Fortunately, advancement in technology have given researchers the opportunity to rearrange these atoms into new nanostructures. Unfortunately, working with structures that range between 1nm to 100nm is extremely difficult. Therefore, scientists require nanotechnology to manipulate these structures.
Caltech physicist Richard Feynman founded nanotechnology in 1952 through experiments and inquiries. Compared to other topics, nanotech is a relatively new frontier in science. With research in medicine, engineering, and ecology; nanotechnology is one of the most versatile fields to study. For example, researchers are developing nanotech that will diagnose diseases by detecting chemical changes in the bloodstream. The nanotech will be coated with antibodies that can bind to harmful cells and trap it for analysis.

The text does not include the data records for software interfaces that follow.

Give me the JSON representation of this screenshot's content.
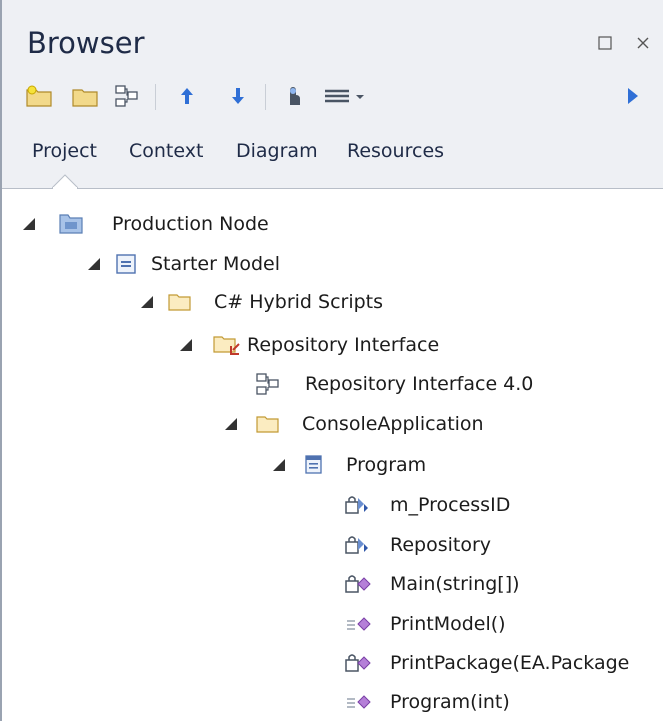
{
  "window": {
    "title": "Browser",
    "restore_glyph": "□",
    "close_glyph": "×"
  },
  "toolbar": {
    "icons": [
      "new-folder-icon",
      "open-folder-icon",
      "diagram-icon",
      "move-up-icon",
      "move-down-icon",
      "locate-icon",
      "menu-icon",
      "more-icon"
    ]
  },
  "tabs": [
    "Project",
    "Context",
    "Diagram",
    "Resources"
  ],
  "active_tab": "Project",
  "tree": [
    {
      "label": "Production Node",
      "icon": "model-root-icon",
      "expanded": true
    },
    {
      "label": "Starter Model",
      "icon": "model-icon",
      "expanded": true
    },
    {
      "label": "C# Hybrid Scripts",
      "icon": "package-folder-icon",
      "expanded": true
    },
    {
      "label": "Repository Interface",
      "icon": "package-folder-linked-icon",
      "expanded": true
    },
    {
      "label": "Repository Interface 4.0",
      "icon": "diagram-icon",
      "expanded": null
    },
    {
      "label": "ConsoleApplication",
      "icon": "package-folder-icon",
      "expanded": true
    },
    {
      "label": "Program",
      "icon": "class-icon",
      "expanded": true
    },
    {
      "label": "m_ProcessID",
      "icon": "private-attribute-icon",
      "expanded": null
    },
    {
      "label": "Repository",
      "icon": "attribute-icon",
      "expanded": null
    },
    {
      "label": "Main(string[])",
      "icon": "private-operation-icon",
      "expanded": null
    },
    {
      "label": "PrintModel()",
      "icon": "operation-icon",
      "expanded": null
    },
    {
      "label": "PrintPackage(EA.Package",
      "icon": "private-operation-icon",
      "expanded": null
    },
    {
      "label": "Program(int)",
      "icon": "operation-icon",
      "expanded": null
    }
  ],
  "colors": {
    "accent": "#3a7bd5",
    "folder": "#f2d98a",
    "purple": "#9b59b6"
  }
}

In another study, nanotech is being used to improve stem cell therapy. These stem cells can be used to “restore function to failing organ(s) or tissue systems.” By organizing stem cells with micropatterns, scientists are aiming to “turn stem cells into any type of cell on command” (i.e. bone cells). Not limiting itself to medicine, the University of Alberta is inventing nanotechnology that can filter water supplies. These nanocomposites will sift any toxic substances such as lead to leave the remaining water clean and refined.
Why Should You Care?
In a world filled with solvable problems, advancements in nanotechnology are essential. With a global investment of an estimated $250,000,000,000, nanotechnology continues to expand. Soon nanotech will target cancer cells, purify water, and deliver antibiotics through your bloodstream. Soon, it will become a greater part of our everyday life and change our current lifestyles. So, if this interests you, I encourage you to take a look at it during your spare time – you will have to learn about it sooner or later.